So, yeah, I ordered a special triathlon top, and it arrived in the mail a few days ago.  Several of the reviews on the website (Athleta, by the way) said that the top was “hard to put on”.  This is an understatement.  Once you pull it over your head and shoulders, there is this complicated heavy-duty bodice thing made of mesh and padding and super thick, strong elastic that you get stuck in.  This is where your boobs are supposed to go. But while you’re putting the top on, your boobs are trapped outside and it takes some major adjusting to get everything in the right place.  Even in the complete privacy of my own home, I felt fairly ridiculous trying to get this top onto my body.  Definitely not something I will be whipping on and off at the race site.  Yet amazingly, once it’s on, it’s remarkably comfortable (which the reviews also said), and nothing is moving.  That’s for sure.  It’s like Spanx.  (At least I think this is what Spanx might feel like.)

Special shorts are on the way.  Similar to biking shorts but, somehow, so much better (?!).  I know, I know.  I’ve been swept up in mindless consumerism!  I probably have a top and shorts that would work just as well.  But, what the heck?  You only turn 50 once.  And this stuff can double as “control” undergarments, which I may need somewhere down the line!

Really, this is so comfy…

purple.top

Slow and steady does not, in fact, win the race — and other revelations from the life of a non-athlete in training

Sometimes, particularly when grinding uphill at a snail’s pace on the bike, the chant, “slow and steady wins the race” pops into my head, almost unbidden.
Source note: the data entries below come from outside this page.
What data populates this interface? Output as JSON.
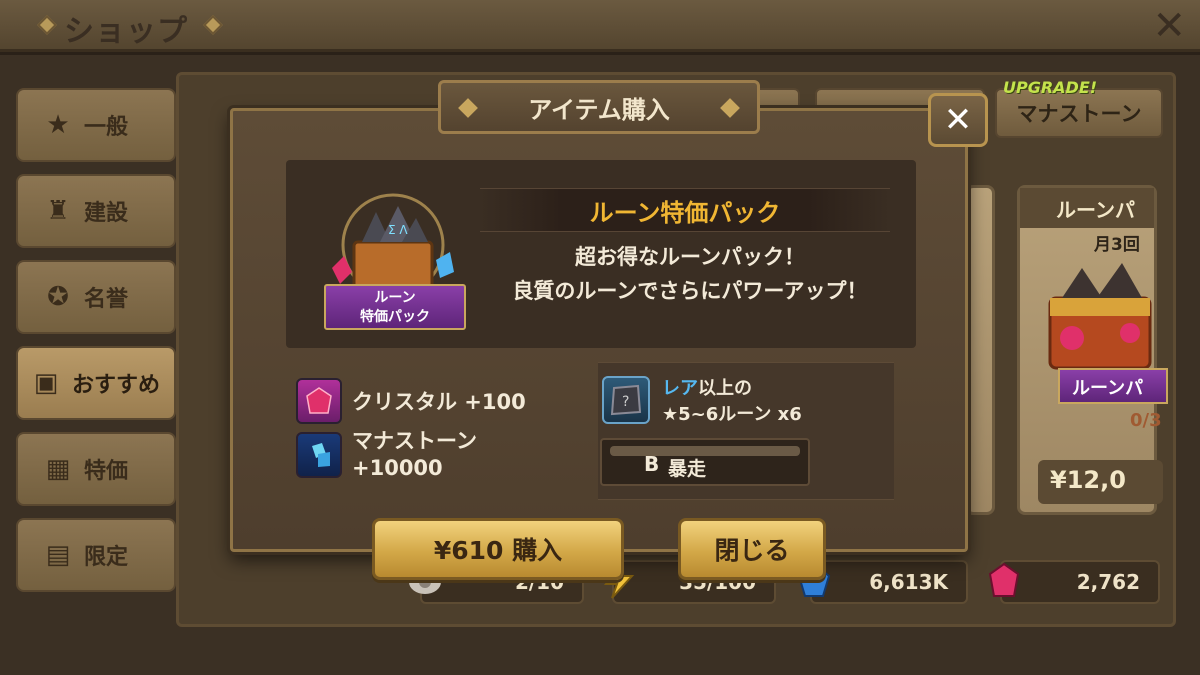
{
  "header": {
    "title": "ショップ"
  },
  "sidebar": {
    "items": [
      {
        "label": "一般",
        "icon": "star-icon"
      },
      {
        "label": "建設",
        "icon": "building-icon"
      },
      {
        "label": "名誉",
        "icon": "medal-icon"
      },
      {
        "label": "おすすめ",
        "icon": "gift-basket-icon",
        "active": true
      },
      {
        "label": "特価",
        "icon": "gift-box-icon"
      },
      {
        "label": "限定",
        "icon": "chest-icon"
      }
    ]
  },
  "tabs": {
    "upgrade_tag": "UPGRADE!",
    "mana_tab": "マナストーン"
  },
  "bg_card": {
    "title": "ルーンパ",
    "subtitle": "月3回",
    "price": "¥12,0",
    "count": "0/3",
    "banner": "ルーンパ"
  },
  "resources": {
    "scrolls": "2/10",
    "energy": "35/100",
    "mana": "6,613K",
    "crystal": "2,762"
  },
  "modal": {
    "title": "アイテム購入",
    "close_label": "✕",
    "pack_name": "ルーン特価パック",
    "pack_banner_line1": "ルーン",
    "pack_banner_line2": "特価パック",
    "description_line1": "超お得なルーンパック！",
    "description_line2": "良質のルーンでさらにパワーアップ！",
    "rewards": [
      {
        "label": "クリスタル +100",
        "icon": "crystal-icon"
      },
      {
        "label_line1": "マナストーン",
        "label_line2": "+10000",
        "icon": "mana-stone-icon"
      }
    ],
    "rune_reward": {
      "rare_word": "レア",
      "line1_suffix": "以上の",
      "line2": "★5~6ルーン x6",
      "set_name": "暴走",
      "set_glyph": "B"
    },
    "buy_button": "¥610 購入",
    "close_button": "閉じる"
  },
  "colors": {
    "gold_button": "#d3a848",
    "pack_name": "#f0b633",
    "rare_blue": "#56b8f0",
    "crystal_pink": "#e0306a"
  }
}
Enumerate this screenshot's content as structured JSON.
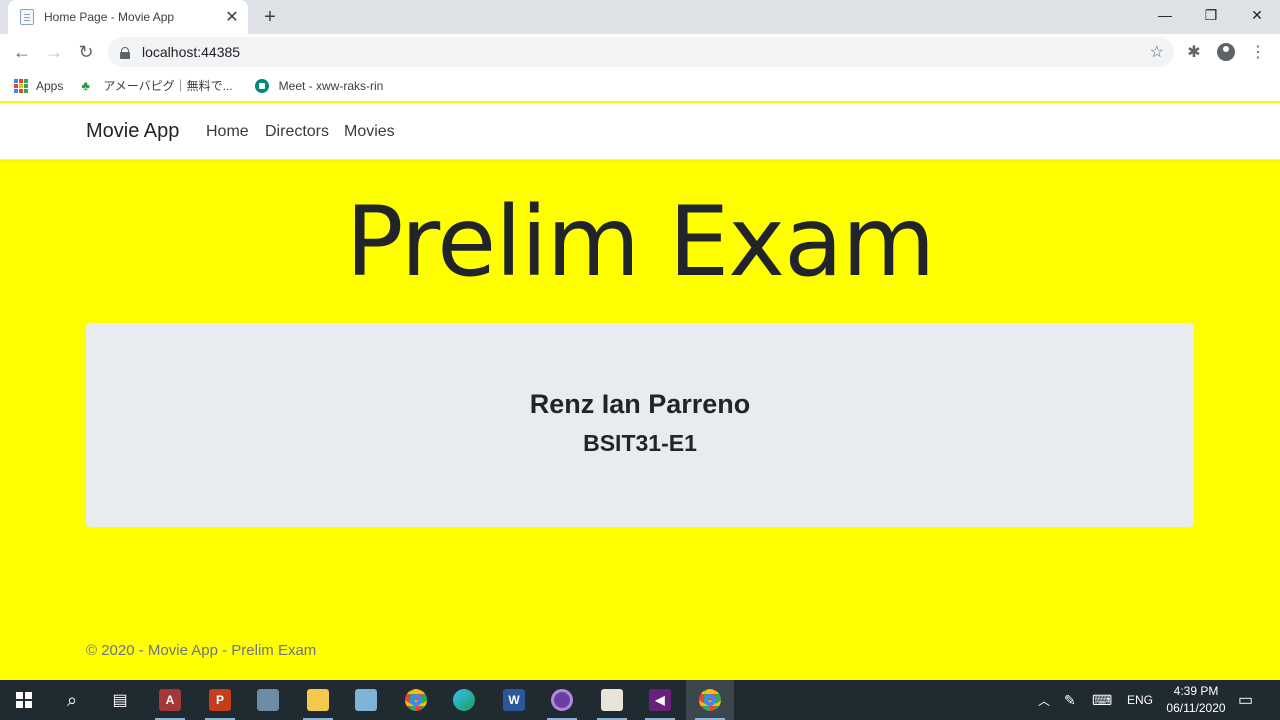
{
  "browser": {
    "tab_title": "Home Page - Movie App",
    "url": "localhost:44385",
    "bookmarks": [
      "Apps",
      "アメーバピグ｜無料で...",
      "Meet - xww-raks-rin"
    ]
  },
  "navbar": {
    "brand": "Movie App",
    "links": [
      "Home",
      "Directors",
      "Movies"
    ]
  },
  "hero": {
    "title": "Prelim Exam"
  },
  "card": {
    "name": "Renz Ian Parreno",
    "section": "BSIT31-E1"
  },
  "footer": {
    "text": "© 2020 - Movie App - Prelim Exam"
  },
  "taskbar": {
    "apps": [
      "start",
      "search",
      "task-view",
      "access",
      "powerpoint",
      "control-panel",
      "file-explorer",
      "notepad",
      "chrome",
      "edge",
      "word",
      "app-purple",
      "paint",
      "visual-studio",
      "chrome-active"
    ],
    "tray_language": "ENG",
    "time": "4:39 PM",
    "date": "06/11/2020"
  },
  "colors": {
    "page_background": "#ffff00",
    "jumbotron": "#e9ecef"
  }
}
It’s comforting. There’s a mantra for athletes like me. One day, however, when I happened to mention my tortoise-and-the-hare-inspired slogan out loud to my husband, he bluntly pointed that this was not actually true. Slow does not win the race. Fast and steady, maybe. But slow, no way. Not gonna happen. This is the same guy who, when I moaned to him about my pokey times in 5Ks, suggested helpfully, “Run faster.” Um. Yeah.

Armed with these pithy home-grown truisms, I decided it was time to get more information about preparing for a triathlon from the font of all knowledge: THE INTERNET. I needed answers to questions such as, “what the heck do you wear?” and, “are other people also afraid of the swim?” and “why do we swim, then bike, then run, in that order?” The information I found was the usual mix of useful, irrelevant, alarming, and confusing typically available on the web. I learned that there are many options for triathlon apparel and discovered that, yes, lots of people (including much fitter, more experienced athletes than me) are apprehensive (even panicky) before and during the open water swim. As for my question about the order of the events — three words: drown, crash, trip. Great…

In the meantime, I have, in fact, been swimming, biking and running. Things are going pretty well, but not amazingly. I’m still primarily just putting in time and distance, trying to increase my stamina and comfort level in the the three activities, but not really “training” in a rigorous, disciplined sort of way. In my mind, I envision a distinct turning point — still somewhere in the future, but coming soon (soon!) — when things get hard core and I ratchet up the intensity of my regime. When I really start pushing myself. But what if I’m just not a hard core kind of gal? Can I still pull this off in my incremental, moderation-in-all-things, slow-and-steady-wins the race kind of way? The answer is murky. Two months out, I’m not feeling as confident as I’d like to be. Will keep you posted. Suggestions for tapping into my hidden hard core self are welcome!